This co-production with the Canadian Opera Company has already been seen, and slated, in Toronto. All the clichés pile in - psychoanalysis, the interpretation of dreams, black and white cinema, decadence, Dracula (well, he is a bat) and just when you think: "at least there are no Nazis..." ...oh dear. Yet there is little of the Viennese heart for which the music cries out; the lifeblood has been sucked out of it.

What fun remains comes from the translators - Daniel Dooner and Stephen Lawless, whose snarky text raised the evening's few smiles - and the costume designer, Constance Hoffman, who has produced deliciously detailed creations for the fancy-dress party.

Otherwise, how heavy-handed this lightest of confections has become.
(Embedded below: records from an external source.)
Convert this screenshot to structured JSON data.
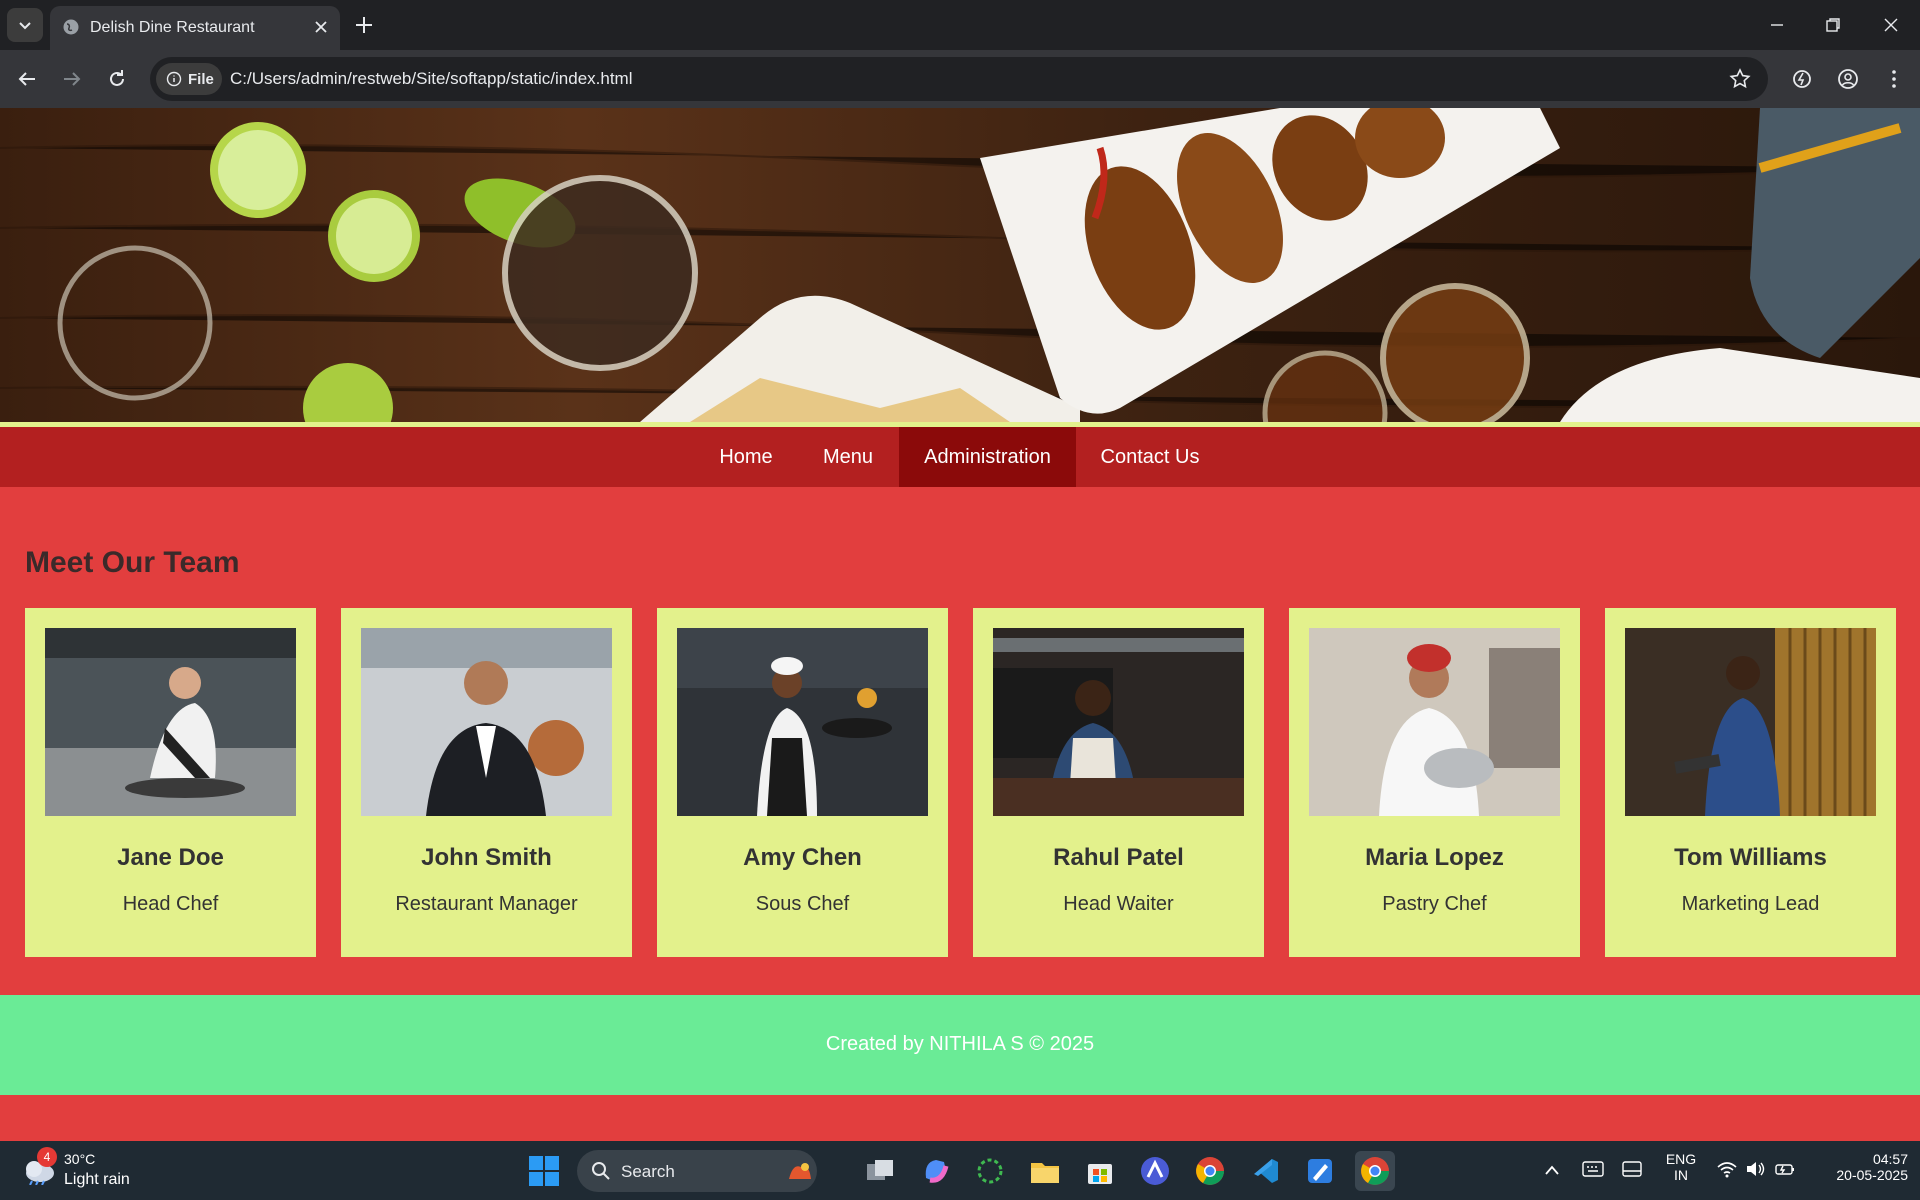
{
  "browser": {
    "tab_title": "Delish Dine Restaurant",
    "chip_label": "File",
    "url": "C:/Users/admin/restweb/Site/softapp/static/index.html"
  },
  "nav": {
    "items": [
      {
        "label": "Home",
        "active": false
      },
      {
        "label": "Menu",
        "active": false
      },
      {
        "label": "Administration",
        "active": true
      },
      {
        "label": "Contact Us",
        "active": false
      }
    ]
  },
  "team": {
    "title": "Meet Our Team",
    "members": [
      {
        "name": "Jane Doe",
        "role": "Head Chef"
      },
      {
        "name": "John Smith",
        "role": "Restaurant Manager"
      },
      {
        "name": "Amy Chen",
        "role": "Sous Chef"
      },
      {
        "name": "Rahul Patel",
        "role": "Head Waiter"
      },
      {
        "name": "Maria Lopez",
        "role": "Pastry Chef"
      },
      {
        "name": "Tom Williams",
        "role": "Marketing Lead"
      }
    ]
  },
  "footer": {
    "text": "Created by NITHILA S © 2025"
  },
  "taskbar": {
    "weather_badge": "4",
    "temperature": "30°C",
    "weather": "Light rain",
    "search_label": "Search",
    "lang_top": "ENG",
    "lang_bottom": "IN",
    "time": "04:57",
    "date": "20-05-2025"
  },
  "colors": {
    "page_bg": "#e23e3e",
    "navbar": "#b32020",
    "nav_active": "#8b0a0a",
    "card_bg": "#e3f18c",
    "footer_bg": "#6aeb96"
  }
}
Messages about time running out virtually whack the audience on the head, along with the descent into what the jailer, Frosch – usually a comedy turn, but here a camp fascist prone to seizures – obsessively describes as "an entertaining little prison". And if tired cross-dressing jokes, men in silk undershorts and the presence of a bed on stage are meant to be sexy and sophisticated, that's a matter of opinion.

A really fine performance could have redeemed it. But the pace of the dialogue sagged, and while the conducting of Eun Sun Kim, making her ENO debut, was bright and efficient, Viennese style needs real "Schwung": malleable, dug-in waltz rhythms, flexible rubato and room to breathe, among other things. Some good singing from Jennifer Holloway as Prince Orlofsky – the character a crazed Russian oligarch, more 2013 than 1933 – and Edgaras Montvidas as Alfred, the tenor Rosalinde can’t resist. Tom Randle was a charismatic Eisenstein, when he had a chance. Everyone tried their best, notably Rhian Lois's Adele, Andrew Shore's Frank and Richard Burkhard's Dr Falke. Julia Sporsén - who dazzled in Julietta by Martinu last year – had to climb a revolving staircase while singing her Czardas. The chorus sounded uncharacteristically tentative. A batty evening, in the wrong way.